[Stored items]
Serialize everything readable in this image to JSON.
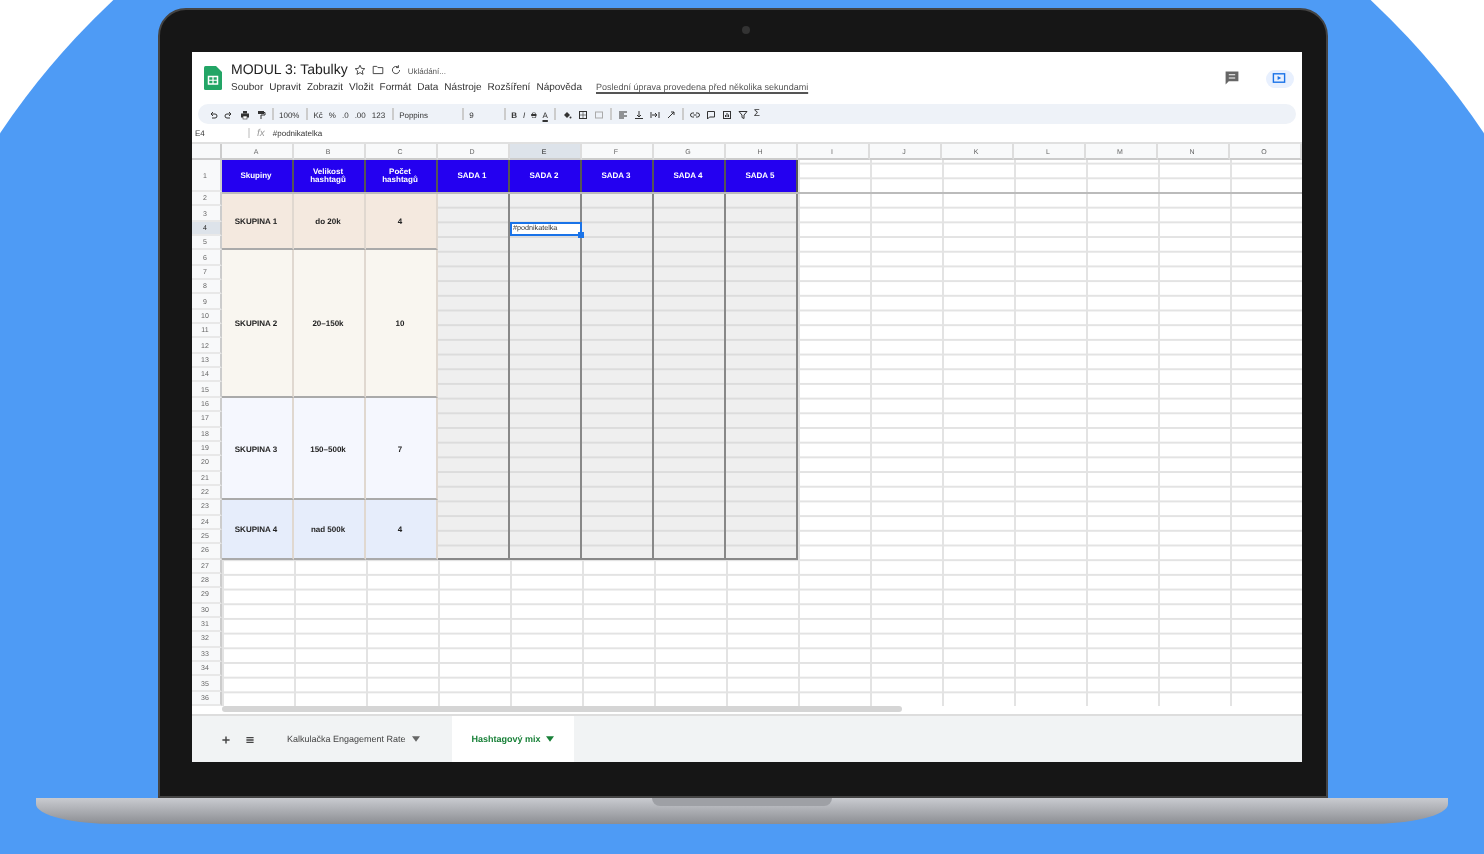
{
  "app": {
    "title": "MODUL 3: Tabulky",
    "status": "Ukládání...",
    "menu": [
      "Soubor",
      "Upravit",
      "Zobrazit",
      "Vložit",
      "Formát",
      "Data",
      "Nástroje",
      "Rozšíření",
      "Nápověda"
    ],
    "last_edit": "Poslední úprava provedena před několika sekundami"
  },
  "toolbar": {
    "zoom": "100%",
    "currency": "Kč",
    "percent": "%",
    "decimals_less": ".0",
    "decimals_more": ".00",
    "format": "123",
    "font": "Poppins",
    "font_size": "9",
    "bold": "B",
    "italic": "I",
    "strike": "S",
    "text_color": "A",
    "function": "Σ"
  },
  "formula_bar": {
    "cell": "E4",
    "fx": "fx",
    "value": "#podnikatelka"
  },
  "sheet": {
    "columns": [
      {
        "label": "A",
        "selected": false
      },
      {
        "label": "B",
        "selected": false
      },
      {
        "label": "C",
        "selected": false
      },
      {
        "label": "D",
        "selected": false
      },
      {
        "label": "E",
        "selected": true
      },
      {
        "label": "F",
        "selected": false
      },
      {
        "label": "G",
        "selected": false
      },
      {
        "label": "H",
        "selected": false
      },
      {
        "label": "I",
        "selected": false
      },
      {
        "label": "J",
        "selected": false
      },
      {
        "label": "K",
        "selected": false
      },
      {
        "label": "L",
        "selected": false
      },
      {
        "label": "M",
        "selected": false
      },
      {
        "label": "N",
        "selected": false
      },
      {
        "label": "O",
        "selected": false
      }
    ],
    "rows": [
      {
        "label": "1",
        "selected": false
      },
      {
        "label": "2",
        "selected": false
      },
      {
        "label": "3",
        "selected": false
      },
      {
        "label": "4",
        "selected": true
      },
      {
        "label": "5",
        "selected": false
      },
      {
        "label": "6",
        "selected": false
      },
      {
        "label": "7",
        "selected": false
      },
      {
        "label": "8",
        "selected": false
      },
      {
        "label": "9",
        "selected": false
      },
      {
        "label": "10",
        "selected": false
      },
      {
        "label": "11",
        "selected": false
      },
      {
        "label": "12",
        "selected": false
      },
      {
        "label": "13",
        "selected": false
      },
      {
        "label": "14",
        "selected": false
      },
      {
        "label": "15",
        "selected": false
      },
      {
        "label": "16",
        "selected": false
      },
      {
        "label": "17",
        "selected": false
      },
      {
        "label": "18",
        "selected": false
      },
      {
        "label": "19",
        "selected": false
      },
      {
        "label": "20",
        "selected": false
      },
      {
        "label": "21",
        "selected": false
      },
      {
        "label": "22",
        "selected": false
      },
      {
        "label": "23",
        "selected": false
      },
      {
        "label": "24",
        "selected": false
      },
      {
        "label": "25",
        "selected": false
      },
      {
        "label": "26",
        "selected": false
      },
      {
        "label": "27",
        "selected": false
      },
      {
        "label": "28",
        "selected": false
      },
      {
        "label": "29",
        "selected": false
      },
      {
        "label": "30",
        "selected": false
      },
      {
        "label": "31",
        "selected": false
      },
      {
        "label": "32",
        "selected": false
      },
      {
        "label": "33",
        "selected": false
      },
      {
        "label": "34",
        "selected": false
      },
      {
        "label": "35",
        "selected": false
      },
      {
        "label": "36",
        "selected": false
      }
    ],
    "header": [
      "Skupiny",
      "Velikost hashtagů",
      "Počet hashtagů",
      "SADA 1",
      "SADA 2",
      "SADA 3",
      "SADA 4",
      "SADA 5"
    ],
    "groups": [
      {
        "name": "SKUPINA 1",
        "size": "do 20k",
        "count": "4",
        "color": "#f4e9df"
      },
      {
        "name": "SKUPINA 2",
        "size": "20–150k",
        "count": "10",
        "color": "#f9f6f0"
      },
      {
        "name": "SKUPINA 3",
        "size": "150–500k",
        "count": "7",
        "color": "#f5f7fe"
      },
      {
        "name": "SKUPINA 4",
        "size": "nad 500k",
        "count": "4",
        "color": "#e6edfb"
      }
    ],
    "active_cell": "#podnikatelka"
  },
  "sheet_tabs": [
    {
      "label": "Kalkulačka Engagement Rate",
      "selected": false
    },
    {
      "label": "Hashtagový mix",
      "selected": true
    }
  ]
}
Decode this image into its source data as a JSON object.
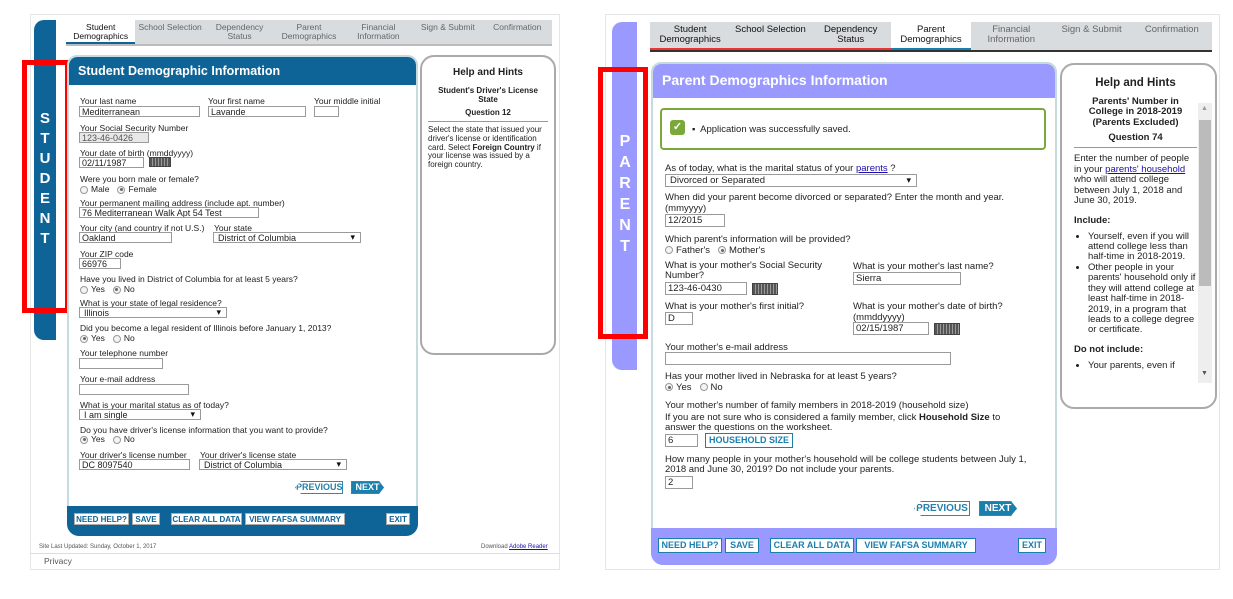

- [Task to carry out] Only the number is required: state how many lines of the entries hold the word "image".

- [The completed task] 2